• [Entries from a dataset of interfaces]
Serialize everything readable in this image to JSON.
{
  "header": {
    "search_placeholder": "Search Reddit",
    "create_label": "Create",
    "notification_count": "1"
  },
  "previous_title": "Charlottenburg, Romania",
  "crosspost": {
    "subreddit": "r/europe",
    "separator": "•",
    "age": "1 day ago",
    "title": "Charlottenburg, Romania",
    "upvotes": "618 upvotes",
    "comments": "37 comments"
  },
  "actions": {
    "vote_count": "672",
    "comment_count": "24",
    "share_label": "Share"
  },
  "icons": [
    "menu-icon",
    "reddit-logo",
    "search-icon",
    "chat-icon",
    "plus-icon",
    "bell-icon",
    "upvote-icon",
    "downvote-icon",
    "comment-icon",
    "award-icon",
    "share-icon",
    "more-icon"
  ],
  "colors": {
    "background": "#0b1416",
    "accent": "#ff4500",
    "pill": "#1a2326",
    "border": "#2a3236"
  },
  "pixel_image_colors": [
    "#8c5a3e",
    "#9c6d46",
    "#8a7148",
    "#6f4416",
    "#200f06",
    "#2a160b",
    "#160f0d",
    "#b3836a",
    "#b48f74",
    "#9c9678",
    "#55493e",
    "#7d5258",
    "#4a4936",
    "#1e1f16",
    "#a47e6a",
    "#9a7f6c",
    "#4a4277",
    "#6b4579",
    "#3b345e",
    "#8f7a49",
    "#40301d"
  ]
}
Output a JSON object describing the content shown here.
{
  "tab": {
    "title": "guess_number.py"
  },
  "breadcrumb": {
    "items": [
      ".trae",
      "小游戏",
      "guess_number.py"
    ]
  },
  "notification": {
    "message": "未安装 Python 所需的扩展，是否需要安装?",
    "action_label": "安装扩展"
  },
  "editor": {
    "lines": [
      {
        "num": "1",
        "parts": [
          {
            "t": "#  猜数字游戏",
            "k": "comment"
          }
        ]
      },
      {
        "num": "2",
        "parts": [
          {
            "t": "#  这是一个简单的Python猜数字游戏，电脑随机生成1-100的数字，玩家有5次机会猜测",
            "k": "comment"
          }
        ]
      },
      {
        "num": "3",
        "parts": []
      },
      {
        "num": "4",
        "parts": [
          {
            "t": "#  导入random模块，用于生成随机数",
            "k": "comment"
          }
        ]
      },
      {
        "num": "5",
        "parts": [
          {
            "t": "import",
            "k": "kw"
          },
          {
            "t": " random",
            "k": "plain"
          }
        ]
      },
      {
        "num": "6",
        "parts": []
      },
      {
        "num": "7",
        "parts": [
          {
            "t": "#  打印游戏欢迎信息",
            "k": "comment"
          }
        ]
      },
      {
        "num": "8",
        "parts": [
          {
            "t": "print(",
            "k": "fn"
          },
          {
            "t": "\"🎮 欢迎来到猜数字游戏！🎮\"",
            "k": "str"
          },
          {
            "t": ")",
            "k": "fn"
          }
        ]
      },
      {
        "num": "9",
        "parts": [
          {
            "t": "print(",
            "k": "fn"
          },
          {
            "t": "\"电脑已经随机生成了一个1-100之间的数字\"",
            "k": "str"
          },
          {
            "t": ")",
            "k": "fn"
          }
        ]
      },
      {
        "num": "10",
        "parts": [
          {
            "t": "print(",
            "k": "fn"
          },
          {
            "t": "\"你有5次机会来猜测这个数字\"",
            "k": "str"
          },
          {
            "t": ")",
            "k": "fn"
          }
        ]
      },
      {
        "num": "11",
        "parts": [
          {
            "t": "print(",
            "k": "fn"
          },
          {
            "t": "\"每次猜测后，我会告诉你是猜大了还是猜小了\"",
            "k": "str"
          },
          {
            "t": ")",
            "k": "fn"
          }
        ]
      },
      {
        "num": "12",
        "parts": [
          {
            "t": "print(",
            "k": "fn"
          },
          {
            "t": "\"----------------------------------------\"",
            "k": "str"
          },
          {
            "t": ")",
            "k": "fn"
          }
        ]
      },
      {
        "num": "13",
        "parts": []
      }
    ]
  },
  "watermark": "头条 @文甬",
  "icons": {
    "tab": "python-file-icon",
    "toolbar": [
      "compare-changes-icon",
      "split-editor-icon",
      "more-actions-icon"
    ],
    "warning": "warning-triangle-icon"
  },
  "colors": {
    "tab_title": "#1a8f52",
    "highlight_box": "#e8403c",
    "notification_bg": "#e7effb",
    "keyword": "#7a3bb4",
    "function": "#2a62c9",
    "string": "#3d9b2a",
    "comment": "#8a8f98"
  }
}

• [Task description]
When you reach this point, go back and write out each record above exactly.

• [Response area]
Serialize everything readable in this image to JSON.
{
  "header": {
    "search_placeholder": "Search Reddit",
    "create_label": "Create",
    "notification_count": "1"
  },
  "previous_title": "Charlottenburg, Romania",
  "crosspost": {
    "subreddit": "r/europe",
    "separator": "•",
    "age": "1 day ago",
    "title": "Charlottenburg, Romania",
    "upvotes": "618 upvotes",
    "comments": "37 comments"
  },
  "actions": {
    "vote_count": "672",
    "comment_count": "24",
    "share_label": "Share"
  },
  "icons": [
    "menu-icon",
    "reddit-logo",
    "search-icon",
    "chat-icon",
    "plus-icon",
    "bell-icon",
    "upvote-icon",
    "downvote-icon",
    "comment-icon",
    "award-icon",
    "share-icon",
    "more-icon"
  ],
  "colors": {
    "background": "#0b1416",
    "accent": "#ff4500",
    "pill": "#1a2326",
    "border": "#2a3236"
  },
  "pixel_image_colors": [
    "#8c5a3e",
    "#9c6d46",
    "#8a7148",
    "#6f4416",
    "#200f06",
    "#2a160b",
    "#160f0d",
    "#b3836a",
    "#b48f74",
    "#9c9678",
    "#55493e",
    "#7d5258",
    "#4a4936",
    "#1e1f16",
    "#a47e6a",
    "#9a7f6c",
    "#4a4277",
    "#6b4579",
    "#3b345e",
    "#8f7a49",
    "#40301d"
  ]
}
Output a JSON object describing the content shown here.
{
  "tab": {
    "title": "guess_number.py"
  },
  "breadcrumb": {
    "items": [
      ".trae",
      "小游戏",
      "guess_number.py"
    ]
  },
  "notification": {
    "message": "未安装 Python 所需的扩展，是否需要安装?",
    "action_label": "安装扩展"
  },
  "editor": {
    "lines": [
      {
        "num": "1",
        "parts": [
          {
            "t": "#  猜数字游戏",
            "k": "comment"
          }
        ]
      },
      {
        "num": "2",
        "parts": [
          {
            "t": "#  这是一个简单的Python猜数字游戏，电脑随机生成1-100的数字，玩家有5次机会猜测",
            "k": "comment"
          }
        ]
      },
      {
        "num": "3",
        "parts": []
      },
      {
        "num": "4",
        "parts": [
          {
            "t": "#  导入random模块，用于生成随机数",
            "k": "comment"
          }
        ]
      },
      {
        "num": "5",
        "parts": [
          {
            "t": "import",
            "k": "kw"
          },
          {
            "t": " random",
            "k": "plain"
          }
        ]
      },
      {
        "num": "6",
        "parts": []
      },
      {
        "num": "7",
        "parts": [
          {
            "t": "#  打印游戏欢迎信息",
            "k": "comment"
          }
        ]
      },
      {
        "num": "8",
        "parts": [
          {
            "t": "print(",
            "k": "fn"
          },
          {
            "t": "\"🎮 欢迎来到猜数字游戏！🎮\"",
            "k": "str"
          },
          {
            "t": ")",
            "k": "fn"
          }
        ]
      },
      {
        "num": "9",
        "parts": [
          {
            "t": "print(",
            "k": "fn"
          },
          {
            "t": "\"电脑已经随机生成了一个1-100之间的数字\"",
            "k": "str"
          },
          {
            "t": ")",
            "k": "fn"
          }
        ]
      },
      {
        "num": "10",
        "parts": [
          {
            "t": "print(",
            "k": "fn"
          },
          {
            "t": "\"你有5次机会来猜测这个数字\"",
            "k": "str"
          },
          {
            "t": ")",
            "k": "fn"
          }
        ]
      },
      {
        "num": "11",
        "parts": [
          {
            "t": "print(",
            "k": "fn"
          },
          {
            "t": "\"每次猜测后，我会告诉你是猜大了还是猜小了\"",
            "k": "str"
          },
          {
            "t": ")",
            "k": "fn"
          }
        ]
      },
      {
        "num": "12",
        "parts": [
          {
            "t": "print(",
            "k": "fn"
          },
          {
            "t": "\"----------------------------------------\"",
            "k": "str"
          },
          {
            "t": ")",
            "k": "fn"
          }
        ]
      },
      {
        "num": "13",
        "parts": []
      }
    ]
  },
  "watermark": "头条 @文甬",
  "icons": {
    "tab": "python-file-icon",
    "toolbar": [
      "compare-changes-icon",
      "split-editor-icon",
      "more-actions-icon"
    ],
    "warning": "warning-triangle-icon"
  },
  "colors": {
    "tab_title": "#1a8f52",
    "highlight_box": "#e8403c",
    "notification_bg": "#e7effb",
    "keyword": "#7a3bb4",
    "function": "#2a62c9",
    "string": "#3d9b2a",
    "comment": "#8a8f98"
  }
}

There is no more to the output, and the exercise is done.